Task material Start Marker
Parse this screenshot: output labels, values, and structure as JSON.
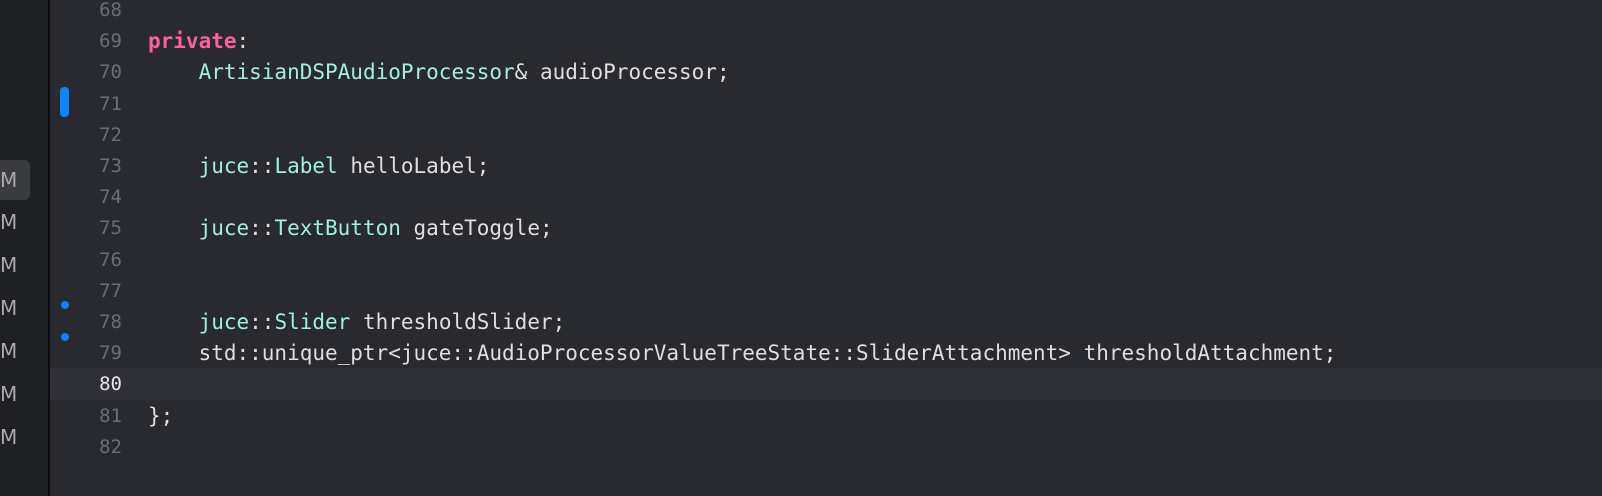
{
  "sidebar": {
    "status_items": [
      "M",
      "M",
      "M",
      "M",
      "M",
      "M",
      "M"
    ]
  },
  "colors": {
    "background": "#292a30",
    "keyword": "#fc5fa3",
    "type": "#9ef1dd",
    "plain": "#dfdfe0",
    "line_number": "#6b6d74",
    "change_marker": "#0b84ff"
  },
  "editor": {
    "current_line": "80",
    "lines": [
      {
        "number": "68",
        "tokens": []
      },
      {
        "number": "69",
        "tokens": [
          {
            "text": "private",
            "kind": "kw"
          },
          {
            "text": ":",
            "kind": "pl"
          }
        ]
      },
      {
        "number": "70",
        "tokens": [
          {
            "text": "    ",
            "kind": "pl"
          },
          {
            "text": "ArtisianDSPAudioProcessor",
            "kind": "ty"
          },
          {
            "text": "& audioProcessor;",
            "kind": "pl"
          }
        ]
      },
      {
        "number": "71",
        "tokens": []
      },
      {
        "number": "72",
        "tokens": []
      },
      {
        "number": "73",
        "tokens": [
          {
            "text": "    ",
            "kind": "pl"
          },
          {
            "text": "juce",
            "kind": "ty"
          },
          {
            "text": "::",
            "kind": "pl"
          },
          {
            "text": "Label",
            "kind": "ty"
          },
          {
            "text": " helloLabel;",
            "kind": "pl"
          }
        ]
      },
      {
        "number": "74",
        "tokens": []
      },
      {
        "number": "75",
        "tokens": [
          {
            "text": "    ",
            "kind": "pl"
          },
          {
            "text": "juce",
            "kind": "ty"
          },
          {
            "text": "::",
            "kind": "pl"
          },
          {
            "text": "TextButton",
            "kind": "ty"
          },
          {
            "text": " gateToggle;",
            "kind": "pl"
          }
        ]
      },
      {
        "number": "76",
        "tokens": []
      },
      {
        "number": "77",
        "tokens": []
      },
      {
        "number": "78",
        "tokens": [
          {
            "text": "    ",
            "kind": "pl"
          },
          {
            "text": "juce",
            "kind": "ty"
          },
          {
            "text": "::",
            "kind": "pl"
          },
          {
            "text": "Slider",
            "kind": "ty"
          },
          {
            "text": " thresholdSlider;",
            "kind": "pl"
          }
        ]
      },
      {
        "number": "79",
        "tokens": [
          {
            "text": "    std::unique_ptr<juce::AudioProcessorValueTreeState::SliderAttachment> thresholdAttachment;",
            "kind": "pl"
          }
        ]
      },
      {
        "number": "80",
        "tokens": []
      },
      {
        "number": "81",
        "tokens": [
          {
            "text": "};",
            "kind": "pl"
          }
        ]
      },
      {
        "number": "82",
        "tokens": []
      }
    ]
  }
}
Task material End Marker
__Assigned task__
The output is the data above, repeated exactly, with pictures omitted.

__Output for this exercise__
Parse this screenshot: output labels, values, and structure as JSON.
{
  "sidebar": {
    "status_items": [
      "M",
      "M",
      "M",
      "M",
      "M",
      "M",
      "M"
    ]
  },
  "colors": {
    "background": "#292a30",
    "keyword": "#fc5fa3",
    "type": "#9ef1dd",
    "plain": "#dfdfe0",
    "line_number": "#6b6d74",
    "change_marker": "#0b84ff"
  },
  "editor": {
    "current_line": "80",
    "lines": [
      {
        "number": "68",
        "tokens": []
      },
      {
        "number": "69",
        "tokens": [
          {
            "text": "private",
            "kind": "kw"
          },
          {
            "text": ":",
            "kind": "pl"
          }
        ]
      },
      {
        "number": "70",
        "tokens": [
          {
            "text": "    ",
            "kind": "pl"
          },
          {
            "text": "ArtisianDSPAudioProcessor",
            "kind": "ty"
          },
          {
            "text": "& audioProcessor;",
            "kind": "pl"
          }
        ]
      },
      {
        "number": "71",
        "tokens": []
      },
      {
        "number": "72",
        "tokens": []
      },
      {
        "number": "73",
        "tokens": [
          {
            "text": "    ",
            "kind": "pl"
          },
          {
            "text": "juce",
            "kind": "ty"
          },
          {
            "text": "::",
            "kind": "pl"
          },
          {
            "text": "Label",
            "kind": "ty"
          },
          {
            "text": " helloLabel;",
            "kind": "pl"
          }
        ]
      },
      {
        "number": "74",
        "tokens": []
      },
      {
        "number": "75",
        "tokens": [
          {
            "text": "    ",
            "kind": "pl"
          },
          {
            "text": "juce",
            "kind": "ty"
          },
          {
            "text": "::",
            "kind": "pl"
          },
          {
            "text": "TextButton",
            "kind": "ty"
          },
          {
            "text": " gateToggle;",
            "kind": "pl"
          }
        ]
      },
      {
        "number": "76",
        "tokens": []
      },
      {
        "number": "77",
        "tokens": []
      },
      {
        "number": "78",
        "tokens": [
          {
            "text": "    ",
            "kind": "pl"
          },
          {
            "text": "juce",
            "kind": "ty"
          },
          {
            "text": "::",
            "kind": "pl"
          },
          {
            "text": "Slider",
            "kind": "ty"
          },
          {
            "text": " thresholdSlider;",
            "kind": "pl"
          }
        ]
      },
      {
        "number": "79",
        "tokens": [
          {
            "text": "    std::unique_ptr<juce::AudioProcessorValueTreeState::SliderAttachment> thresholdAttachment;",
            "kind": "pl"
          }
        ]
      },
      {
        "number": "80",
        "tokens": []
      },
      {
        "number": "81",
        "tokens": [
          {
            "text": "};",
            "kind": "pl"
          }
        ]
      },
      {
        "number": "82",
        "tokens": []
      }
    ]
  }
}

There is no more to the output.